- _Problem statement_
Where does the word "JSON" show up in the records? Copy every line that holds it.

Component data from apps and pages
----------
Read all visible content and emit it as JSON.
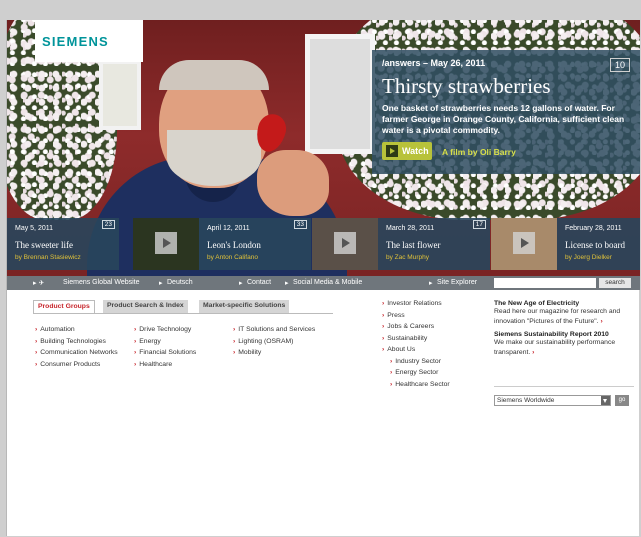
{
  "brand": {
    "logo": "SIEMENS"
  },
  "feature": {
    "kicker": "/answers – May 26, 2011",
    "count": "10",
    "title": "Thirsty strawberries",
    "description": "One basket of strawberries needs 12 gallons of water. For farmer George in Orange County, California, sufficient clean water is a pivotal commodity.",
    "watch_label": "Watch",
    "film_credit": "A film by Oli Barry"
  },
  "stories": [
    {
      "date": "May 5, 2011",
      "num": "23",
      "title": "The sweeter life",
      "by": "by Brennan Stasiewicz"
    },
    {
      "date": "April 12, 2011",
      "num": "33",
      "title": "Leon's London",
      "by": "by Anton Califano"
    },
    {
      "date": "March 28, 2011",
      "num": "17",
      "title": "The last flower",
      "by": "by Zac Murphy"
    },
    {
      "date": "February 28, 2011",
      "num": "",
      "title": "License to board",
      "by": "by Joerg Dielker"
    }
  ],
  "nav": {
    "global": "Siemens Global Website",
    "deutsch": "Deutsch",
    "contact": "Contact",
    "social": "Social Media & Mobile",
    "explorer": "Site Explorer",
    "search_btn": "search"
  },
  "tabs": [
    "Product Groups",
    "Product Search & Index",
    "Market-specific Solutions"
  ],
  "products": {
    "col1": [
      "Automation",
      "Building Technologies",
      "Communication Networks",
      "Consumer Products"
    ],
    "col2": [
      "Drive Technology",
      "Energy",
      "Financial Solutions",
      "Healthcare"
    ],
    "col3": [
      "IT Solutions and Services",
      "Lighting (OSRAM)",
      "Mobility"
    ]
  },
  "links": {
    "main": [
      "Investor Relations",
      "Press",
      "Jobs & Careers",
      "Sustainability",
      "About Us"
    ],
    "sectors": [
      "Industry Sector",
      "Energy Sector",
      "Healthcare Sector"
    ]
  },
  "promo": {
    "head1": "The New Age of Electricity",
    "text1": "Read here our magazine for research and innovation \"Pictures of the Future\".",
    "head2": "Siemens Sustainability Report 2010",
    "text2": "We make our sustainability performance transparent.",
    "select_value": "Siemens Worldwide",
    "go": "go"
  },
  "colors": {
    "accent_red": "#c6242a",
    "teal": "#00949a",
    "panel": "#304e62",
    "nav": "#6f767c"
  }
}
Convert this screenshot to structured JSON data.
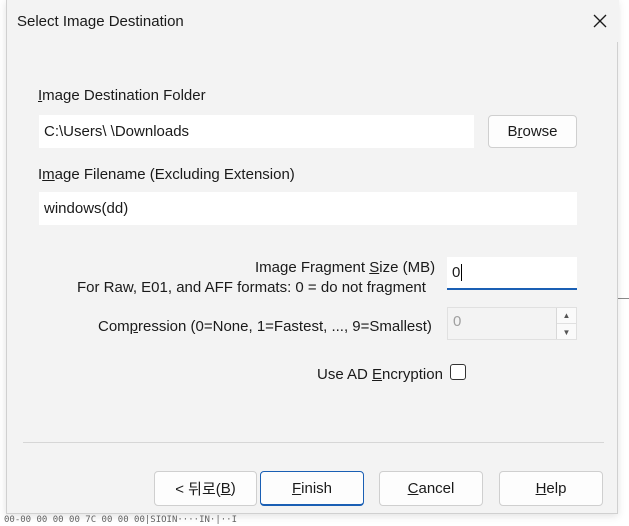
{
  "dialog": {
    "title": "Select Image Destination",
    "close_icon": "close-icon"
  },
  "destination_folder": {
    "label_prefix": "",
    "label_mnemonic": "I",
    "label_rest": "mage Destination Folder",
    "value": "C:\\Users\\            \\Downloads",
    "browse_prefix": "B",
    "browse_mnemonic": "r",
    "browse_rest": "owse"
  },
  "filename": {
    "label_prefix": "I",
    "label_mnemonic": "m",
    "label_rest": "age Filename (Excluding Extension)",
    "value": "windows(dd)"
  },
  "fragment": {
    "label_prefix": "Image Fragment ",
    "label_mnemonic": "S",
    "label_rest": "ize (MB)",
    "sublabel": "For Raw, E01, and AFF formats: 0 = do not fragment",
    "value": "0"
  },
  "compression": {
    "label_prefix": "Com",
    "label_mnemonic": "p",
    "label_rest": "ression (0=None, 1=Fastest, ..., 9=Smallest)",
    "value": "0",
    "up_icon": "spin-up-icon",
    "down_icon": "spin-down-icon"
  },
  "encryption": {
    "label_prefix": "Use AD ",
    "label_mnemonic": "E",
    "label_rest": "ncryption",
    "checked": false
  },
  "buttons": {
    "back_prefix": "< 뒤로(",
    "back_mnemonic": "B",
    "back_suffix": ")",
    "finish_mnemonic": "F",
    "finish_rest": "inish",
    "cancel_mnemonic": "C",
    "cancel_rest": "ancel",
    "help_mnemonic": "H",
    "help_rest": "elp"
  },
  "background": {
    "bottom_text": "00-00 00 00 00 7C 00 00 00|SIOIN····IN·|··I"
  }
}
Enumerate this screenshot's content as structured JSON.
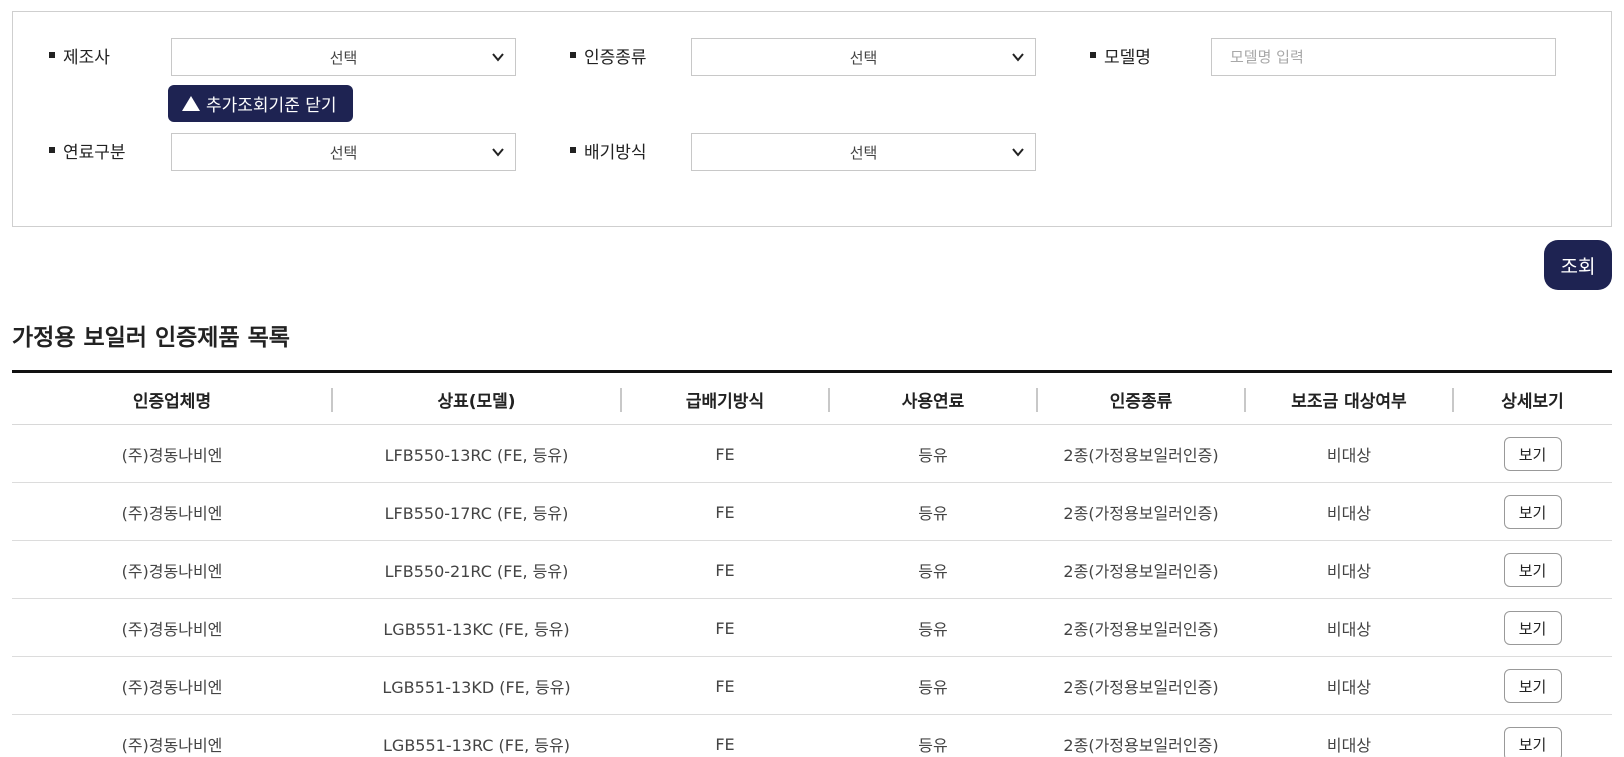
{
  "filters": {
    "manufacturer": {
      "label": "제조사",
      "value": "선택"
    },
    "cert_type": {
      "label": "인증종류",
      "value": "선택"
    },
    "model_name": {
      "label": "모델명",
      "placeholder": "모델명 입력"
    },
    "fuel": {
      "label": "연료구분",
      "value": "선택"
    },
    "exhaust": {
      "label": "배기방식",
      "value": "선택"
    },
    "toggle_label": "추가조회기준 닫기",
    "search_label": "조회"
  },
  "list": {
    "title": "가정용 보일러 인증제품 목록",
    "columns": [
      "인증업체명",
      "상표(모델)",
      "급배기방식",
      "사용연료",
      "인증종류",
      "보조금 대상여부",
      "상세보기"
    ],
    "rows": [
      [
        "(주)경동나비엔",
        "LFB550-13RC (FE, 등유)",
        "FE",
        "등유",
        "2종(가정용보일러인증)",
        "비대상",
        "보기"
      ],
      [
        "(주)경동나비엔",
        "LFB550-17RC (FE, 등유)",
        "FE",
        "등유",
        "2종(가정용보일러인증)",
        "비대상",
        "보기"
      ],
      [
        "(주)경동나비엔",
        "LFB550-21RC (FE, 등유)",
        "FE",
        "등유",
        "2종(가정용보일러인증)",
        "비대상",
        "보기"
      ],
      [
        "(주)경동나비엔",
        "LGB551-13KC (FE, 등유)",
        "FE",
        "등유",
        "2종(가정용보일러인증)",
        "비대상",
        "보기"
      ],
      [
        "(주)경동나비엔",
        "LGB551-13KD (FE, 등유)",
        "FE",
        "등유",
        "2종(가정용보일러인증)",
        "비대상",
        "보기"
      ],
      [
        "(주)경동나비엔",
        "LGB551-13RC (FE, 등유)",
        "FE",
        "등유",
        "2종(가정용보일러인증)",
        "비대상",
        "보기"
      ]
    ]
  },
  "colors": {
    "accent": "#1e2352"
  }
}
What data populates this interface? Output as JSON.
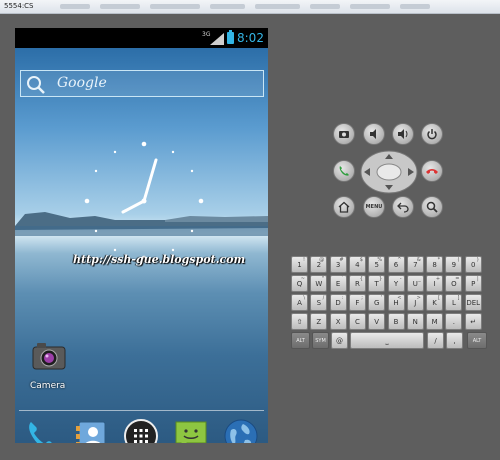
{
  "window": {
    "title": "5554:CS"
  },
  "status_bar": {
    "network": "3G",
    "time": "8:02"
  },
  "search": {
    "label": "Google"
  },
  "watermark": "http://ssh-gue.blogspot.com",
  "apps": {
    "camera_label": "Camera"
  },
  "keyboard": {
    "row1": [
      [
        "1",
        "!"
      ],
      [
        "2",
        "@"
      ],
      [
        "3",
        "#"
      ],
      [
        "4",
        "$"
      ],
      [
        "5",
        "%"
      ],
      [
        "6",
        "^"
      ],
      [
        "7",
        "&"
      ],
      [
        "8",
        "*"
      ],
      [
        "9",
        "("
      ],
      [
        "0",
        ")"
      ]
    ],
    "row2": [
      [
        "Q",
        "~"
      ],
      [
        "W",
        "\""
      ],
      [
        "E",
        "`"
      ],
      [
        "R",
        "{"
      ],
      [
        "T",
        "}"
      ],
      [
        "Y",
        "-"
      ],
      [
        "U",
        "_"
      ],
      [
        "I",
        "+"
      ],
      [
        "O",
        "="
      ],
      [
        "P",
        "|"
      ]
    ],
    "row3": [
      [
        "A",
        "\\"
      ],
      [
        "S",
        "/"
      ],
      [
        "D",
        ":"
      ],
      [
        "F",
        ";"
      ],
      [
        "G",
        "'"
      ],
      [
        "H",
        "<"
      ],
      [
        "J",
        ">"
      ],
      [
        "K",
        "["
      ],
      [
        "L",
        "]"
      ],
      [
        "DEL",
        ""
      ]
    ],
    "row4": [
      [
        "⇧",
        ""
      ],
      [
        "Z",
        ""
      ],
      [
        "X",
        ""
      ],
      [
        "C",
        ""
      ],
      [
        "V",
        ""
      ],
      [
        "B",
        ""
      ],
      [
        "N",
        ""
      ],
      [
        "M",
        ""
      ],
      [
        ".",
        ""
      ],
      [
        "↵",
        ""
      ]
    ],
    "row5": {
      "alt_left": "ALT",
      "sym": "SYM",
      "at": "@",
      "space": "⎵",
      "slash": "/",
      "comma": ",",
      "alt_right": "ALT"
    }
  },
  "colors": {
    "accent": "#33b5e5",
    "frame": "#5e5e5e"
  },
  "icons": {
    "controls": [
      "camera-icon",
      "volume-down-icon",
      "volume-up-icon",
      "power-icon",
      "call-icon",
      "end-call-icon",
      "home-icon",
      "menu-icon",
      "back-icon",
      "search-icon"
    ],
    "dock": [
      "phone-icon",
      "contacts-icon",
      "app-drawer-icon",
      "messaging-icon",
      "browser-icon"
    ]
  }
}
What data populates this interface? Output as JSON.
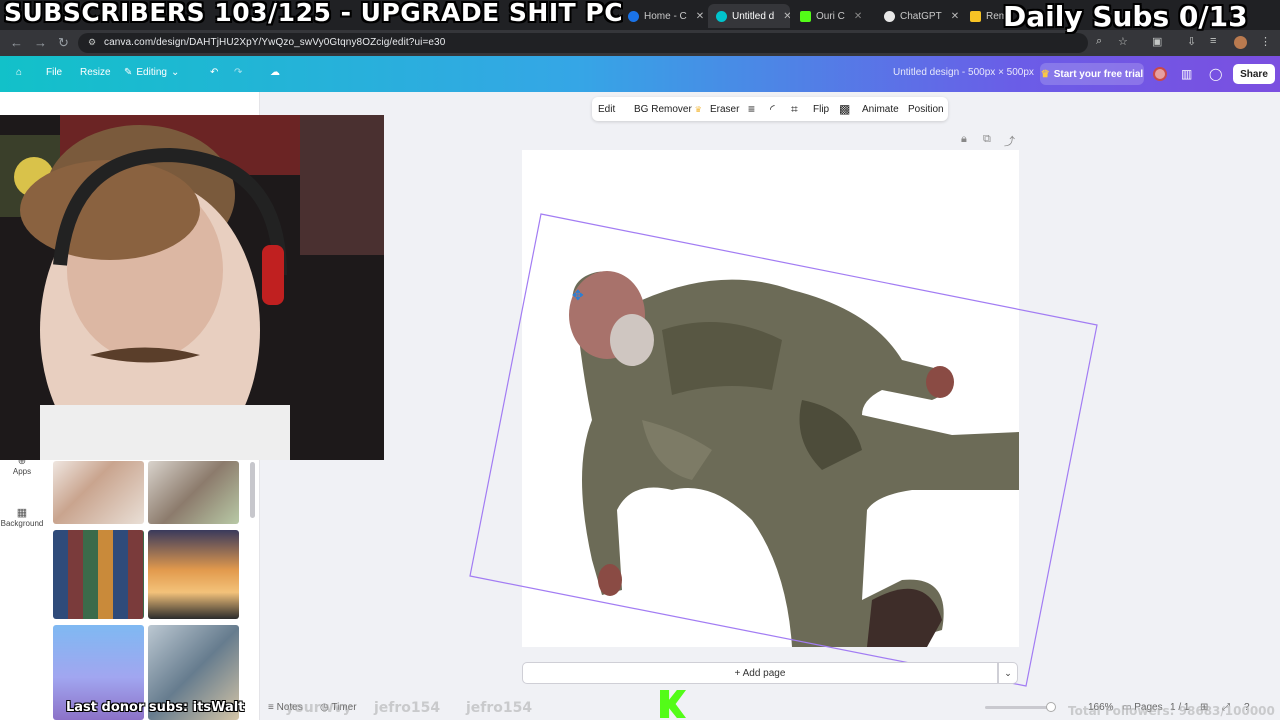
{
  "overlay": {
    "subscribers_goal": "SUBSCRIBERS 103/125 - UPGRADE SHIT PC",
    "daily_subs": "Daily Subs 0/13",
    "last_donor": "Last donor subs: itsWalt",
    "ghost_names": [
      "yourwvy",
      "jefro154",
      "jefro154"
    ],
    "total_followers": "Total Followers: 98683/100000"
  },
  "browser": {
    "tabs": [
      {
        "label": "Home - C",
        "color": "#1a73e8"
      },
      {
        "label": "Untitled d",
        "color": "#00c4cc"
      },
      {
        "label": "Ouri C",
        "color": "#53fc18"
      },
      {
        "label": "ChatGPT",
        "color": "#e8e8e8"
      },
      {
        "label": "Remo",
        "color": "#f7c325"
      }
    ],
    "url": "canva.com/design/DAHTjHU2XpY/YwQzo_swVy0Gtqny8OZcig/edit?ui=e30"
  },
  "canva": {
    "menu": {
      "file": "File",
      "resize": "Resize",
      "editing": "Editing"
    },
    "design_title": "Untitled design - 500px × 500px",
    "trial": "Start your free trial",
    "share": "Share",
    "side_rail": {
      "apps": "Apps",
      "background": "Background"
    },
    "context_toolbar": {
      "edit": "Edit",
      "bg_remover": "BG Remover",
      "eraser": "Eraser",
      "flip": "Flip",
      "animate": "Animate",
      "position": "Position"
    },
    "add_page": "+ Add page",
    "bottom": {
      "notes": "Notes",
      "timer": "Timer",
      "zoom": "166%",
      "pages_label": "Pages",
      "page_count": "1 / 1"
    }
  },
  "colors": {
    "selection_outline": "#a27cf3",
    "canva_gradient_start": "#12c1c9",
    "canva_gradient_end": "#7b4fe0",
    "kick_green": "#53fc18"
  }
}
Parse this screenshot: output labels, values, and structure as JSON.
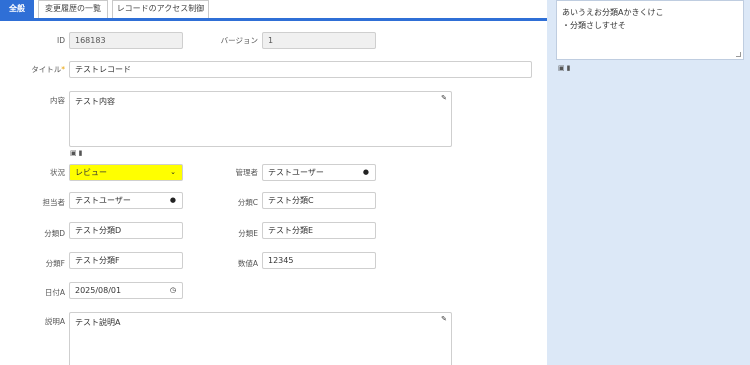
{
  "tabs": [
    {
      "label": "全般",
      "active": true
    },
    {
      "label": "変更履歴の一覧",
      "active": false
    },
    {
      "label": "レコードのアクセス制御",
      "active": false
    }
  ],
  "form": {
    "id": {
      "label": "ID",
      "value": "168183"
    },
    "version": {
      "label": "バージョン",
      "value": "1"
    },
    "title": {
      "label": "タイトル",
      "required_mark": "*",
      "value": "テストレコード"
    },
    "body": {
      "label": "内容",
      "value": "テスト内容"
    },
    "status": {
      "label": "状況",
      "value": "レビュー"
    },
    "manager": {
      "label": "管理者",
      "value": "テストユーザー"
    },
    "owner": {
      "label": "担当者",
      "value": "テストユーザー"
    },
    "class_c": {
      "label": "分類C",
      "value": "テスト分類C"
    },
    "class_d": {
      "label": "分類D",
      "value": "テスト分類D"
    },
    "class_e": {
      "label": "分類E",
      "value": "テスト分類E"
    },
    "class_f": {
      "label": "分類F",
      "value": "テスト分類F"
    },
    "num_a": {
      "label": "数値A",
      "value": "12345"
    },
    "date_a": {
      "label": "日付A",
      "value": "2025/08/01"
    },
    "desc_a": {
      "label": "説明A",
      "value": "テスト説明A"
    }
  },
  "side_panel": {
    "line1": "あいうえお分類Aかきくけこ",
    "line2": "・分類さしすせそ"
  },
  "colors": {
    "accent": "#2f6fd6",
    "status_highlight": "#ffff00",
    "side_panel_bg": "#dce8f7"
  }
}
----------
- _Task response_
Read all visible content and emit it as JSON.
Convert this screenshot to structured JSON data.
Enumerate this screenshot's content as structured JSON.
What data populates this interface? Output as JSON.
What data populates this interface? Output as JSON.
Parse this screenshot: output labels, values, and structure as JSON.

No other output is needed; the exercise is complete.